I looked around. I crept toward the front hallway. I had to be sure not to stray too far from the bottom of the stairs; the invisible rope didn’t stretch that far. Suddenly, movement to my left. The shark! It was huge! Much bigger than any we’d taken on before. I jabbed at it with my screwdriver, but before I could deliver the final blow, it turned and prepared for an attack. I looked back at Chris. Could he see me? I took a step back and tugged on the rope. I tugged harder. I couldn’t risk even a whisper; we had to avoid parent detection no matter what. But I was going to get eaten by a shark! I shook my fists in an effort to get his attention. The shark would attack any minute, and I was running out of air. Finally, at the last second, Chris saw me tugging for dear life and started pulling me up. I hopped onto the first step just in time, feeling the slimy skin of a fin against my leg.
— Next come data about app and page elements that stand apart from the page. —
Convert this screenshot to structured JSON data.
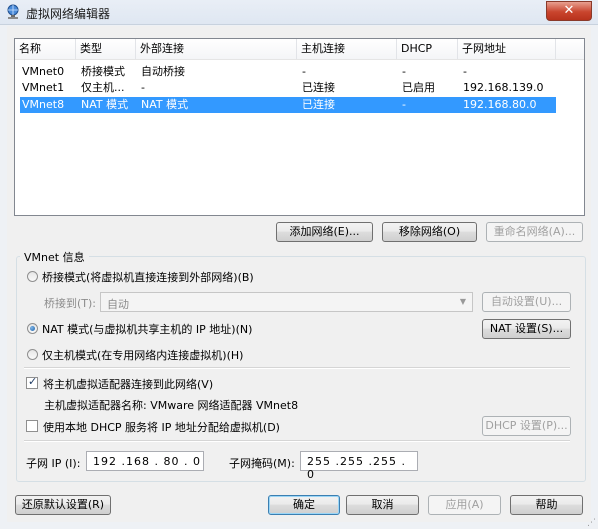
{
  "window": {
    "title": "虚拟网络编辑器",
    "close_glyph": "✕"
  },
  "table": {
    "headers": [
      "名称",
      "类型",
      "外部连接",
      "主机连接",
      "DHCP",
      "子网地址"
    ],
    "rows": [
      [
        "VMnet0",
        "桥接模式",
        "自动桥接",
        "-",
        "-",
        "-"
      ],
      [
        "VMnet1",
        "仅主机...",
        "-",
        "已连接",
        "已启用",
        "192.168.139.0"
      ],
      [
        "VMnet8",
        "NAT 模式",
        "NAT 模式",
        "已连接",
        "-",
        "192.168.80.0"
      ]
    ],
    "selected_row": 2
  },
  "list_buttons": {
    "add": "添加网络(E)...",
    "remove": "移除网络(O)",
    "rename": "重命名网络(A)..."
  },
  "info": {
    "group_title": "VMnet 信息",
    "bridge_mode": "桥接模式(将虚拟机直接连接到外部网络)(B)",
    "bridge_to_label": "桥接到(T):",
    "bridge_to_value": "自动",
    "auto_settings": "自动设置(U)...",
    "nat_mode": "NAT 模式(与虚拟机共享主机的 IP 地址)(N)",
    "nat_settings": "NAT 设置(S)...",
    "host_only_mode": "仅主机模式(在专用网络内连接虚拟机)(H)",
    "connect_adapter": "将主机虚拟适配器连接到此网络(V)",
    "adapter_name": "主机虚拟适配器名称: VMware 网络适配器 VMnet8",
    "use_dhcp": "使用本地 DHCP 服务将 IP 地址分配给虚拟机(D)",
    "dhcp_settings": "DHCP 设置(P)...",
    "subnet_ip_label": "子网 IP (I):",
    "subnet_ip": "192 .168 . 80 . 0",
    "subnet_mask_label": "子网掩码(M):",
    "subnet_mask": "255 .255 .255 . 0",
    "selected_mode": "nat",
    "connect_adapter_checked": true,
    "use_dhcp_checked": false
  },
  "footer": {
    "restore": "还原默认设置(R)",
    "ok": "确定",
    "cancel": "取消",
    "apply": "应用(A)",
    "help": "帮助"
  },
  "colors": {
    "selection": "#3399ff",
    "close_button": "#c9452e"
  },
  "icons": {
    "app": "network-globe-icon",
    "dropdown": "chevron-down-icon",
    "grip": "resize-grip-icon"
  }
}
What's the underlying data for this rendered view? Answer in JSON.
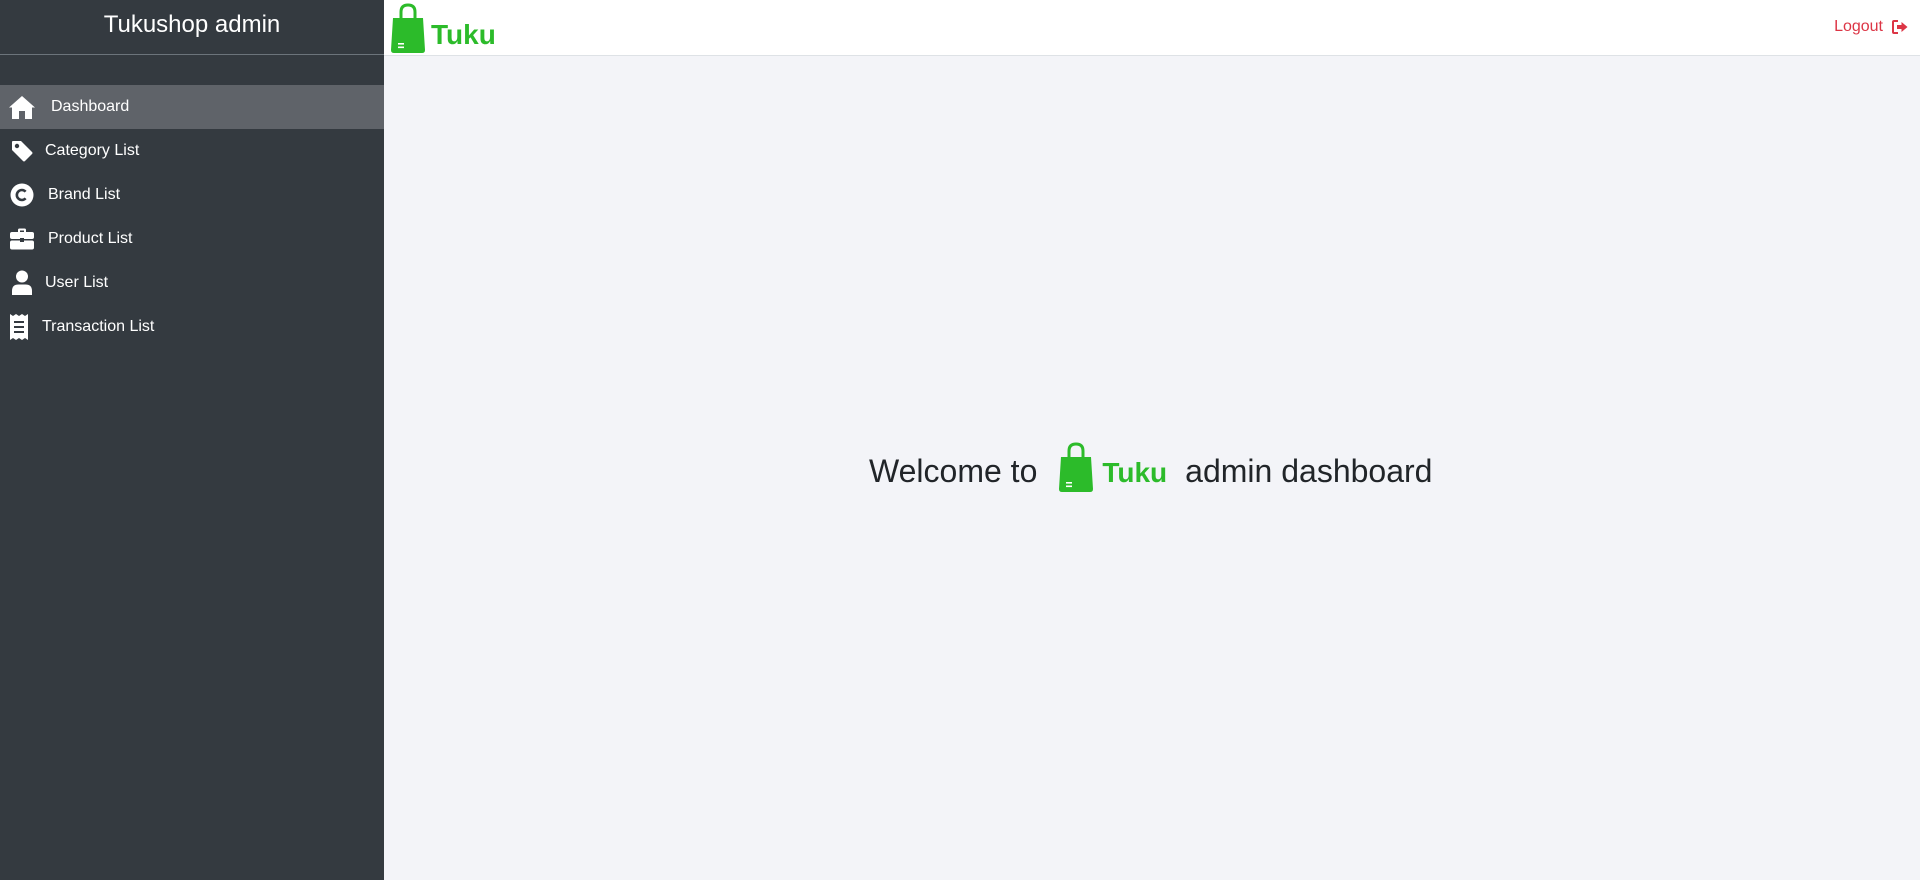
{
  "sidebar": {
    "title": "Tukushop admin",
    "items": [
      {
        "label": "Dashboard",
        "icon": "home-icon",
        "active": true
      },
      {
        "label": "Category List",
        "icon": "tag-icon",
        "active": false
      },
      {
        "label": "Brand List",
        "icon": "copyright-icon",
        "active": false
      },
      {
        "label": "Product List",
        "icon": "briefcase-icon",
        "active": false
      },
      {
        "label": "User List",
        "icon": "user-icon",
        "active": false
      },
      {
        "label": "Transaction List",
        "icon": "receipt-icon",
        "active": false
      }
    ]
  },
  "topbar": {
    "brand_name": "Tuku",
    "logout_label": "Logout",
    "logout_icon": "sign-out-icon"
  },
  "welcome": {
    "prefix": "Welcome to",
    "brand_name": "Tuku",
    "suffix": "admin dashboard"
  },
  "colors": {
    "sidebar_bg": "#343a40",
    "sidebar_active": "#5f6369",
    "brand_green": "#2cbb2a",
    "logout_red": "#dc3545",
    "main_bg": "#f3f4f8"
  }
}
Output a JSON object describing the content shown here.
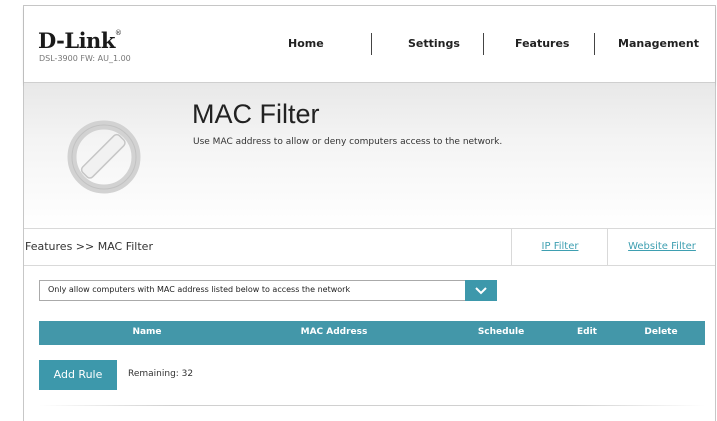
{
  "brand": {
    "logo": "D-Link",
    "model": "DSL-3900   FW: AU_1.00"
  },
  "nav": {
    "items": [
      "Home",
      "Settings",
      "Features",
      "Management"
    ]
  },
  "banner": {
    "title": "MAC Filter",
    "description": "Use MAC address to allow or deny computers access to the network.",
    "icon": "no-entry-icon"
  },
  "breadcrumb": {
    "text": "Features >> MAC Filter"
  },
  "tabs": [
    "IP Filter",
    "Website Filter"
  ],
  "filter_select": {
    "value": "Only allow computers with MAC address listed below to access the network",
    "icon": "chevron-down-icon"
  },
  "table": {
    "columns": [
      "Name",
      "MAC Address",
      "Schedule",
      "Edit",
      "Delete"
    ],
    "rows": []
  },
  "actions": {
    "add_rule_label": "Add Rule",
    "remaining": "Remaining: 32"
  },
  "colors": {
    "accent": "#4397a9",
    "link": "#3e9fb1"
  }
}
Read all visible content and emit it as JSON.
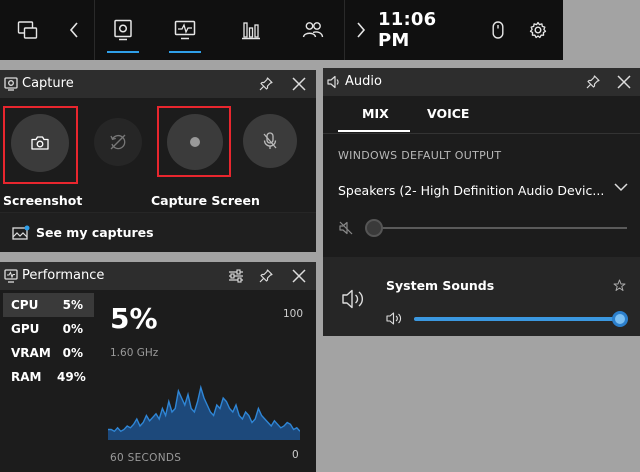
{
  "topbar": {
    "time": "11:06 PM",
    "icons": [
      "widget-menu-icon",
      "chevron-left-icon",
      "capture-widget-icon",
      "performance-widget-icon",
      "resources-widget-icon",
      "xbox-social-icon",
      "chevron-right-icon",
      "mouse-icon",
      "gear-icon"
    ],
    "accent": "#2f9fe8"
  },
  "capture": {
    "title": "Capture",
    "screenshot_label": "Screenshot",
    "capture_screen_label": "Capture Screen",
    "see_captures_label": "See my captures",
    "highlight": "#e8262e"
  },
  "performance": {
    "title": "Performance",
    "items": [
      {
        "name": "CPU",
        "value": "5%"
      },
      {
        "name": "GPU",
        "value": "0%"
      },
      {
        "name": "VRAM",
        "value": "0%"
      },
      {
        "name": "RAM",
        "value": "49%"
      }
    ],
    "big_value": "5%",
    "frequency": "1.60 GHz",
    "max": "100",
    "min": "0",
    "duration": "60 SECONDS",
    "graph_color": "#2f86d6",
    "graph_values": [
      6,
      6,
      5,
      7,
      5,
      6,
      8,
      7,
      9,
      12,
      8,
      10,
      14,
      11,
      13,
      15,
      12,
      18,
      14,
      22,
      16,
      18,
      28,
      24,
      20,
      26,
      18,
      16,
      22,
      30,
      24,
      20,
      16,
      14,
      20,
      18,
      24,
      22,
      18,
      16,
      20,
      14,
      12,
      16,
      14,
      10,
      12,
      18,
      14,
      12,
      10,
      8,
      11,
      9,
      7,
      8,
      10,
      9,
      6,
      7,
      5
    ]
  },
  "audio": {
    "title": "Audio",
    "tabs": [
      "MIX",
      "VOICE"
    ],
    "output_label": "WINDOWS DEFAULT OUTPUT",
    "device": "Speakers (2- High Definition Audio Devic...",
    "master_volume": 0,
    "app_name": "System Sounds",
    "app_volume": 100
  }
}
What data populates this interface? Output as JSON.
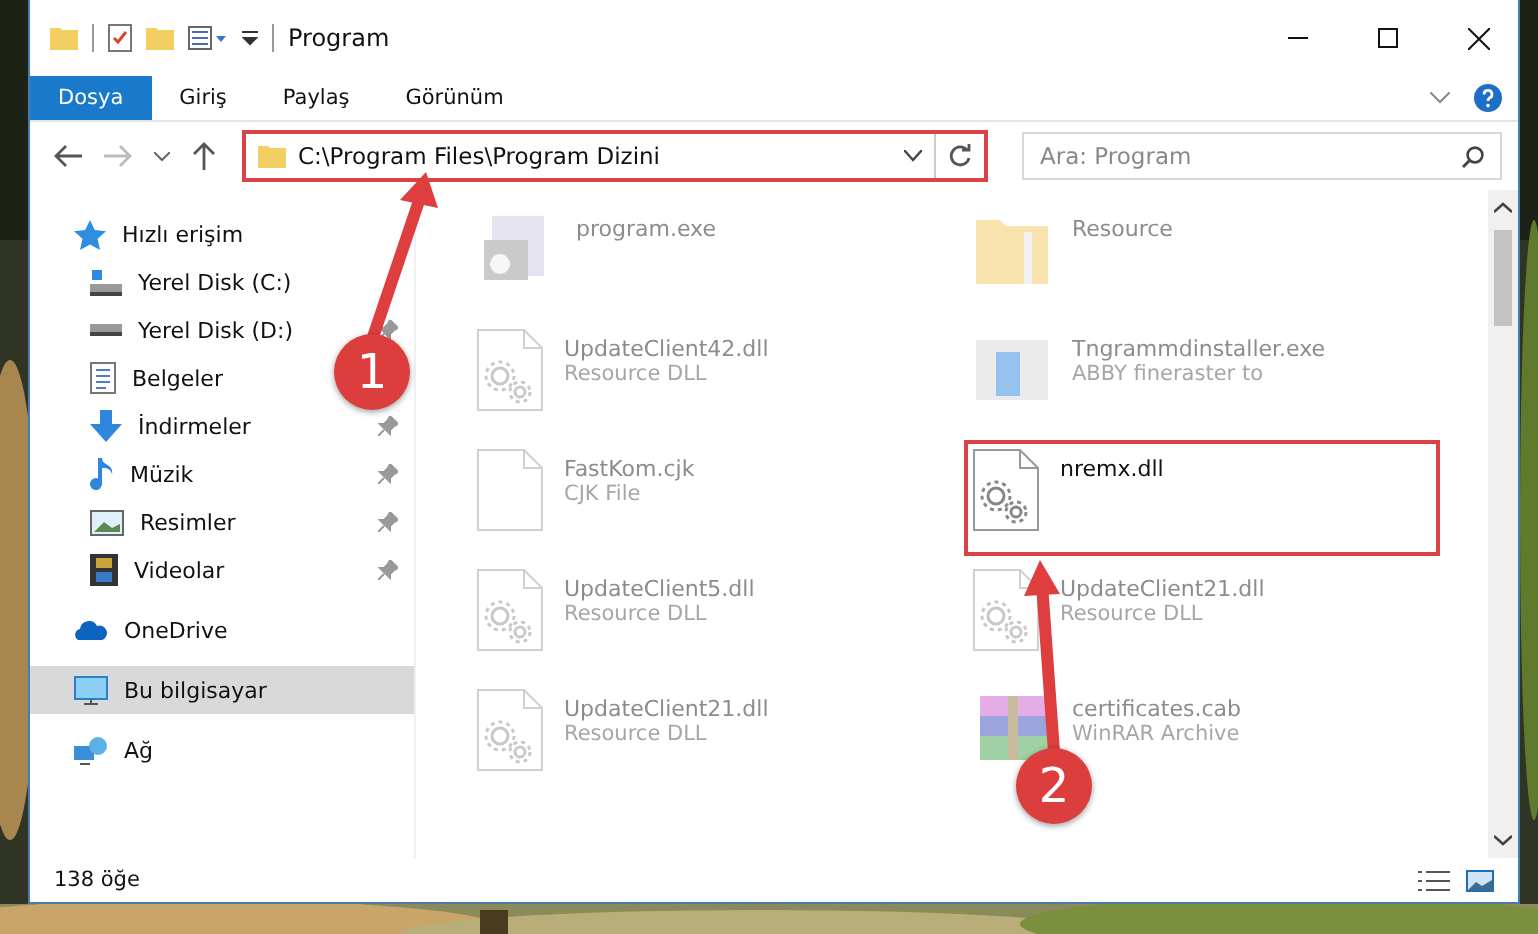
{
  "window": {
    "title": "Program"
  },
  "ribbon_tabs": [
    {
      "label": "Dosya",
      "selected": true
    },
    {
      "label": "Giriş",
      "selected": false
    },
    {
      "label": "Paylaş",
      "selected": false
    },
    {
      "label": "Görünüm",
      "selected": false
    }
  ],
  "address": {
    "value": "C:\\Program Files\\Program Dizini"
  },
  "search": {
    "placeholder": "Ara: Program"
  },
  "sidebar": {
    "items": [
      {
        "label": "Hızlı erişim",
        "kind": "star",
        "children": [
          {
            "label": "Yerel Disk (C:)",
            "kind": "disk",
            "pinned": false
          },
          {
            "label": "Yerel Disk (D:)",
            "kind": "disk",
            "pinned": true
          },
          {
            "label": "Belgeler",
            "kind": "docs",
            "pinned": false
          },
          {
            "label": "İndirmeler",
            "kind": "download",
            "pinned": true
          },
          {
            "label": "Müzik",
            "kind": "music",
            "pinned": true
          },
          {
            "label": "Resimler",
            "kind": "pictures",
            "pinned": true
          },
          {
            "label": "Videolar",
            "kind": "video",
            "pinned": true
          }
        ]
      },
      {
        "label": "OneDrive",
        "kind": "cloud",
        "selected": false
      },
      {
        "label": "Bu bilgisayar",
        "kind": "pc",
        "selected": true
      },
      {
        "label": "Ağ",
        "kind": "network",
        "selected": false
      }
    ]
  },
  "files": [
    {
      "name": "program.exe",
      "kind": "exe",
      "blurred": true,
      "highlighted": false
    },
    {
      "name": "Resource",
      "kind": "folder",
      "blurred": true,
      "highlighted": false
    },
    {
      "name": "UpdateClient42.dll",
      "type": "Resource DLL",
      "kind": "dll",
      "blurred": true,
      "highlighted": false
    },
    {
      "name": "Tngrammdinstaller.exe",
      "type": "ABBY fineraster to",
      "kind": "installer",
      "blurred": true,
      "highlighted": false
    },
    {
      "name": "FastKom.cjk",
      "type": "CJK File",
      "kind": "file",
      "blurred": true,
      "highlighted": false
    },
    {
      "name": "nremx.dll",
      "kind": "dll",
      "blurred": false,
      "highlighted": true
    },
    {
      "name": "UpdateClient5.dll",
      "type": "Resource DLL",
      "kind": "dll",
      "blurred": true,
      "highlighted": false
    },
    {
      "name": "UpdateClient21.dll",
      "type": "Resource DLL",
      "kind": "dll",
      "blurred": true,
      "highlighted": false
    },
    {
      "name": "UpdateClient21.dll",
      "type": "Resource DLL",
      "kind": "dll",
      "blurred": true,
      "highlighted": false
    },
    {
      "name": "certificates.cab",
      "type": "WinRAR Archive",
      "kind": "archive",
      "blurred": true,
      "highlighted": false
    }
  ],
  "status_bar": {
    "count": "138 öğe"
  },
  "annotations": [
    {
      "number": "1"
    },
    {
      "number": "2"
    }
  ]
}
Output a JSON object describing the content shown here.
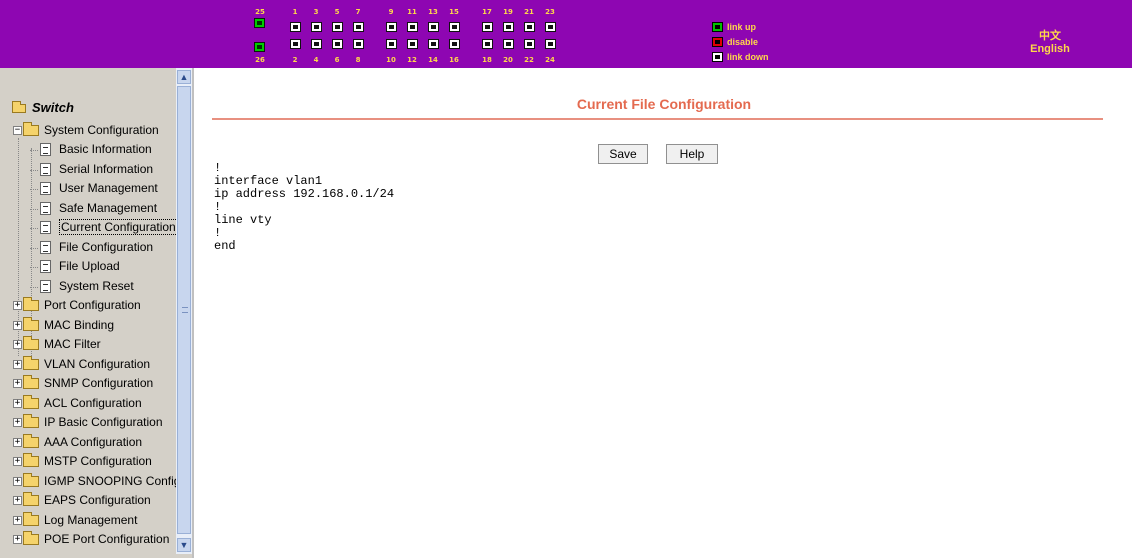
{
  "header": {
    "top_numbers": [
      "1",
      "3",
      "5",
      "7",
      "9",
      "11",
      "13",
      "15",
      "17",
      "19",
      "21",
      "23"
    ],
    "bottom_numbers": [
      "2",
      "4",
      "6",
      "8",
      "10",
      "12",
      "14",
      "16",
      "18",
      "20",
      "22",
      "24"
    ],
    "combo_top": "25",
    "combo_bottom": "26",
    "legend": {
      "up": "link up",
      "disable": "disable",
      "down": "link down"
    },
    "lang_zh": "中文",
    "lang_en": "English",
    "colors": {
      "background": "#8e06b2",
      "label": "#ffd84a",
      "link_up": "#00c000",
      "disable": "#e00000"
    }
  },
  "sidebar": {
    "root": "Switch",
    "expanded_group": "System Configuration",
    "children": [
      "Basic Information",
      "Serial Information",
      "User Management",
      "Safe Management",
      "Current Configuration",
      "File Configuration",
      "File Upload",
      "System Reset"
    ],
    "selected": "Current Configuration",
    "groups": [
      "Port Configuration",
      "MAC Binding",
      "MAC Filter",
      "VLAN Configuration",
      "SNMP Configuration",
      "ACL Configuration",
      "IP Basic Configuration",
      "AAA Configuration",
      "MSTP Configuration",
      "IGMP SNOOPING Config",
      "EAPS Configuration",
      "Log Management",
      "POE Port Configuration"
    ]
  },
  "main": {
    "title": "Current File Configuration",
    "save_label": "Save",
    "help_label": "Help",
    "config_text": "!\ninterface vlan1\nip address 192.168.0.1/24\n!\nline vty\n!\nend",
    "colors": {
      "title": "#e46a4f",
      "rule": "#e89080"
    }
  }
}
From there, I tiptoed up those stairs as fast as my little legs could carry me.

Once I got to the top, I took in a huge breath of air.

“It almost got me! What took you so long?” I demanded.

“Oh my goodness,” he said – this was to become his classic line. “I’m so sorry. We were getting deep again and Scotty couldn’t navigate. I guess we should leave that to us.”

“Well, I stabbed it, but I couldn’t hit it again before it noticed.”

“Rats. We’ll just have to wait.”

“It was huge!” I said.

“I’m glad you’re okay.”

“Phew!”

“Hey, what do you want for dinner?” our mom called from downstairs. I jumped. I didn’t even realize she was home; everything had been so quiet.

“Fishsticks!” I yelled (this was also my word for physicists until I learned to say it right). Chris and I looked at each other. We’d have to start cleaning up.

“Oh, well,” he said. We gathered our toys and went to our rooms, awaiting another adventure of Baby Squirrels.